I. A. Richards, 1893--1979

27 Feb 2017 16:30

British literary critic, theorist of literature and education, and (so to speak) "pre-cognitivist", someone who would have embraced cognitive science had it only been around at the time. He was certainly familiar with psychology, neurology and the Russell-Whitehead type of analytical philosophy which helped give birth to cognitivism, lacking acquaintance essentially only with the theory of automata and computation, which didn't yet exist. What we do have from him is a study of the mind on the "functional" level, and on communication; a classic empirical study of "complex information processing" in Practical Criticism (on which, see below); and any number of anticipations, some quite uncanny, e.g., pp. 104--106 of Principles of Literary Criticism, which read like a sketch for a Hopfield network, or the proto-neural-net on p. 116 of the same book, or his analogue of Ashby's homeostat in Science and Poetry. (Did Richards take any interest in computers? He lived long enough to do so, though he'd have been in his declining, Coleridgean phase by then.)
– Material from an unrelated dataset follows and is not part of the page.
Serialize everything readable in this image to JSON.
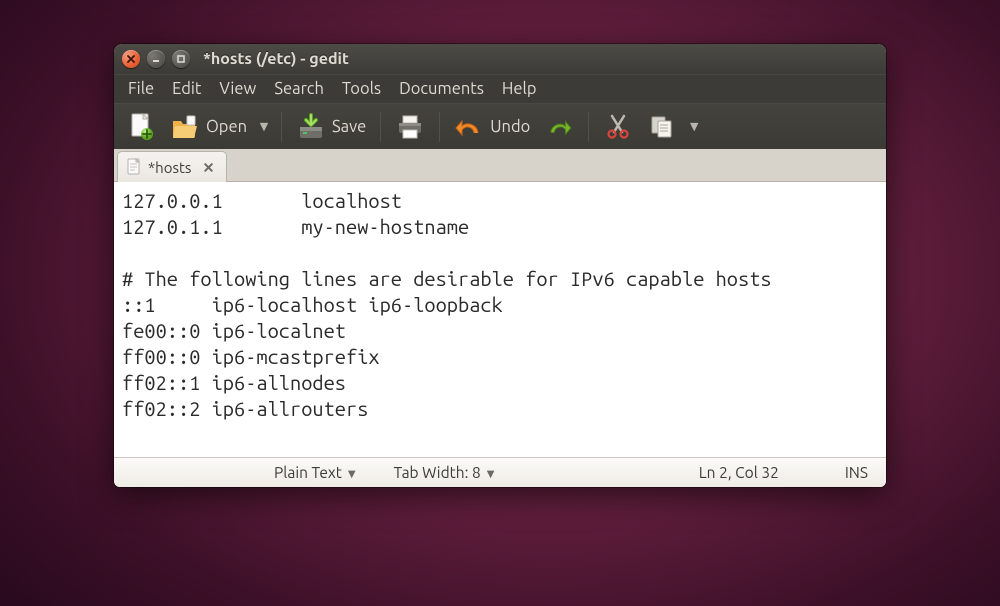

His greatest work, I think, and certainly his most disturbing, was Practical Criticism. This describes his experiment --- which no one has yet, I think, had the courage to repeat* --- of presenting a class of advance undergraduates at Cambridge in English literature with a series of poems, one a week, without the authors' names, uniformly typed and with anachronisms, if any, removed, and took "protocols" from them, i.e. had them write down fully and frankly the thoughts the poems led to, their interpretations of it, evaluation, etc. The results almost exactly reverse the usual evaluations of the poets concerned. But this is almost certainly not because the class was full of literary mavericks, since (1) the protocols were full of cliches themselves, and (2) many of them exhibited an inability to grasp the literal sense of the poems, never mind any deeper meanings or interpretations. It is, altogether, quite the most shocking piece of literary scholarship I have ever seen, and I think it ought to be absolutely required reading for anyone intending to become a humanist, or even a book reviewer.

*: Update, 10 May 2007: Aaron Swartz has kindly pointed me to two papers from 1977 which attempt complete or partial replications of the experiment; links and citations below. I haven't had a chance to read them yet.

Update to the update, 25 July 2007: If those papers are accurate, while specific tastes in poems changed somewhat, the over-all problems of not being able to grasp the meaning of poems, reliance on stock responses, and using criticism to rationalize initial, superficial emotional reactions remained unchanged. This was not exactly surprising, but still faintly depressing.

(06/28/2001 19:08:26) (Apr 22 18:37 1998)